Short answer: Nowhere to be found…and active everywhere.
One of the conundrums of the book of Esther is that there is no reference to God, prayer, worship, the synagogue, or any other evidence of interaction with the faith that the exiles brought with them from Jerusalem (or lack thereof since they were exiled because of idolatry). In fact there is a Greek addition to Esther which makes up for this obvious lack. It adds a lot of material, most of it having to do with worship and devotion, presumably because later readers were appalled at the lack of reference to God and wanted to “fix” things.
This omission is so obvious and stands out so clearly, that one must ask the question, “what was the author thinking?” which is exactly the question that it would seem, the author wanted us to ask. In other words, the lack of reference to the faith is a literary device that the author used on purpose. I don’t see how anyone could conclude anything else because the omission of reference to God is so glaring.
Why then? Karen Jobe, in her excellent commentary on the book of Esther is very helpful here. Her explanation is that the big question for exiles was: “Where are we at in terms of our faith here? We have been exiled because of idolatry, and now what is our relationship to God? Has he abandoned us? Is he still active? Does he love us?” This was the crucial question of the day for the exiles. While the answer seems obvious to us in hindsight, it would not have been so obvious to them at the time. Sure there was God’s promise that the exiles would return, and indeed some had returned 50 years before, but what about those who had remained in Babylon?

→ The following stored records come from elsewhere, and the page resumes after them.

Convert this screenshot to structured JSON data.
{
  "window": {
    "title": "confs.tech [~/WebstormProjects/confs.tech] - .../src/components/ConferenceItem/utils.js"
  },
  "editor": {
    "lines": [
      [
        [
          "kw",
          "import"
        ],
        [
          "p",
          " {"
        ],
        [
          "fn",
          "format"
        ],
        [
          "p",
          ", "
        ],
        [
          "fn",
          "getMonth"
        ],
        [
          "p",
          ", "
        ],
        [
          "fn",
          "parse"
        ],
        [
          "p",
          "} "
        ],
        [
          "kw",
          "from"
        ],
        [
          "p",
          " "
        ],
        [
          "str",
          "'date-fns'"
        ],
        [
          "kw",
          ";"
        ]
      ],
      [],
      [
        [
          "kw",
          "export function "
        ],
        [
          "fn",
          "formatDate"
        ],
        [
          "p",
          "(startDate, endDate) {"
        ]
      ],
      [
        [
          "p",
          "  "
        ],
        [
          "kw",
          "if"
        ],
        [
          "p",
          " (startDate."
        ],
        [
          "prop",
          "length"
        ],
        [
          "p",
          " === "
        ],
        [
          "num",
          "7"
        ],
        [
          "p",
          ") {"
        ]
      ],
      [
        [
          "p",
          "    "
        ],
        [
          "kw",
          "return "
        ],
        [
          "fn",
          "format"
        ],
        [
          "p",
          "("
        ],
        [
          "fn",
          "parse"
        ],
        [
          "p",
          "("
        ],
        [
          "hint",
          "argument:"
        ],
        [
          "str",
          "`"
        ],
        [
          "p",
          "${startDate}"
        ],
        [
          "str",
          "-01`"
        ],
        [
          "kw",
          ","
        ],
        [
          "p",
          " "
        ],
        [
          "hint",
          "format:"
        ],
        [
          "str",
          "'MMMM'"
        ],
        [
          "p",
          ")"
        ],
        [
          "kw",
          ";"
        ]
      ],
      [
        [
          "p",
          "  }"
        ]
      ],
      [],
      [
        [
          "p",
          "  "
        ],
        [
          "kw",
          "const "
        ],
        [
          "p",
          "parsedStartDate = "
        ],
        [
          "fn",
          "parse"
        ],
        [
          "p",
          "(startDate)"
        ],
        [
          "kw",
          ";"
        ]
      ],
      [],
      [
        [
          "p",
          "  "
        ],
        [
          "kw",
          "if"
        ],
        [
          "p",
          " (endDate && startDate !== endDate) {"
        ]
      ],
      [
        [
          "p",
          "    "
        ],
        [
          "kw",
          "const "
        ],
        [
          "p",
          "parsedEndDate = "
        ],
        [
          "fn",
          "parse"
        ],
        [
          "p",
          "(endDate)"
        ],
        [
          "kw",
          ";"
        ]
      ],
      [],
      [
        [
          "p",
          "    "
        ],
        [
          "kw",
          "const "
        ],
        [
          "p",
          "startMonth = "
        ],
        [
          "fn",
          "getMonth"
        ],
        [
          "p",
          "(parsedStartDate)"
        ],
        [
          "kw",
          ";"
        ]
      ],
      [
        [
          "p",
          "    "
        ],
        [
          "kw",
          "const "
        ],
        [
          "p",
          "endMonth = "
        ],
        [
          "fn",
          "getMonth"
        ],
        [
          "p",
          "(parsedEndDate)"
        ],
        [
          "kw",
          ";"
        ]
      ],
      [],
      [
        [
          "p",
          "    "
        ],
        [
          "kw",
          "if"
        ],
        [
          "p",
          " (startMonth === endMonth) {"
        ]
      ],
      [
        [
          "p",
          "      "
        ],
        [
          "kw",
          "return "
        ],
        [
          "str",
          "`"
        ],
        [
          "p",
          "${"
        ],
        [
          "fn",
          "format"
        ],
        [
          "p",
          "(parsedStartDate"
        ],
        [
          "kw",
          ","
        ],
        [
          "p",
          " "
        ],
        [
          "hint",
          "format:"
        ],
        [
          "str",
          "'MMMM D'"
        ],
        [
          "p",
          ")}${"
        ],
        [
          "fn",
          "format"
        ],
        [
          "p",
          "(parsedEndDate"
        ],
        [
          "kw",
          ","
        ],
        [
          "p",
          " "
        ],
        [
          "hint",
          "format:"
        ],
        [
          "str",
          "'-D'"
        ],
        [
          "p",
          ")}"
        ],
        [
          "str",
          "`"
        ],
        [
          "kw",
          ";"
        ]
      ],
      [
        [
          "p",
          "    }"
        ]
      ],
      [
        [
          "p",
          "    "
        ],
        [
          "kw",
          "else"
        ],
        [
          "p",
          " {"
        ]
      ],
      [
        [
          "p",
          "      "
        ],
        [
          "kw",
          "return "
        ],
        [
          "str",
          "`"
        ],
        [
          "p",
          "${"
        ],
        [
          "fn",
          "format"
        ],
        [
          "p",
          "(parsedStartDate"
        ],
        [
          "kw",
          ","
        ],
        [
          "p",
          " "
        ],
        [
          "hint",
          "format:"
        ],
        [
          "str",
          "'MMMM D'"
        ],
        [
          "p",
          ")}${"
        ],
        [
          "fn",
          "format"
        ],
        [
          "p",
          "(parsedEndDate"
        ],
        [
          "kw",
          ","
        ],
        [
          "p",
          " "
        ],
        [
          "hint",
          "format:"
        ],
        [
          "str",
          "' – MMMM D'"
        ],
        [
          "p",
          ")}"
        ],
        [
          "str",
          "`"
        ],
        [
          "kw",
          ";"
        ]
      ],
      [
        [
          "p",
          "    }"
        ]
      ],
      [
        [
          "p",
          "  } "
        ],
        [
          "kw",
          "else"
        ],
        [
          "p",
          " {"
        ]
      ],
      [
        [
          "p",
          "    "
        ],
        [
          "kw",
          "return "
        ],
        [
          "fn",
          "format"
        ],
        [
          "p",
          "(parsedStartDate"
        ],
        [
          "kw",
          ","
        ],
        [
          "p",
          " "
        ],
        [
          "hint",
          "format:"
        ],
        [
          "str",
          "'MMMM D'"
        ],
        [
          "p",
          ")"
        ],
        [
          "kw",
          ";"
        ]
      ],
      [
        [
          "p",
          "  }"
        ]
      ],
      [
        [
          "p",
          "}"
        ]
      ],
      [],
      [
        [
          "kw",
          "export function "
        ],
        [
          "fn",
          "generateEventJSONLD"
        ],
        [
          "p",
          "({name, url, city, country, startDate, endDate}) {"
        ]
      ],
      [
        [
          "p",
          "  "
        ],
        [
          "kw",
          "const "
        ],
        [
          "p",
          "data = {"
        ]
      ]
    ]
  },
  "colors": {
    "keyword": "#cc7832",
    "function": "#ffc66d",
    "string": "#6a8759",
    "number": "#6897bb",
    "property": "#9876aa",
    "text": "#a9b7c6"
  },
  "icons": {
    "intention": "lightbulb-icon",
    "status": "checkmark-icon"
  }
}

Were they out of the Lord’s will and so abandoned by God, like the ten lost tribes of Israel?
Karen Jobes points out what we find from Esther: The great paradox of Esther is that God is omnipotently present even where God is most conspicuously absent.
This is what we find in Esther, and I think it is what the author of Esther wanted us to find.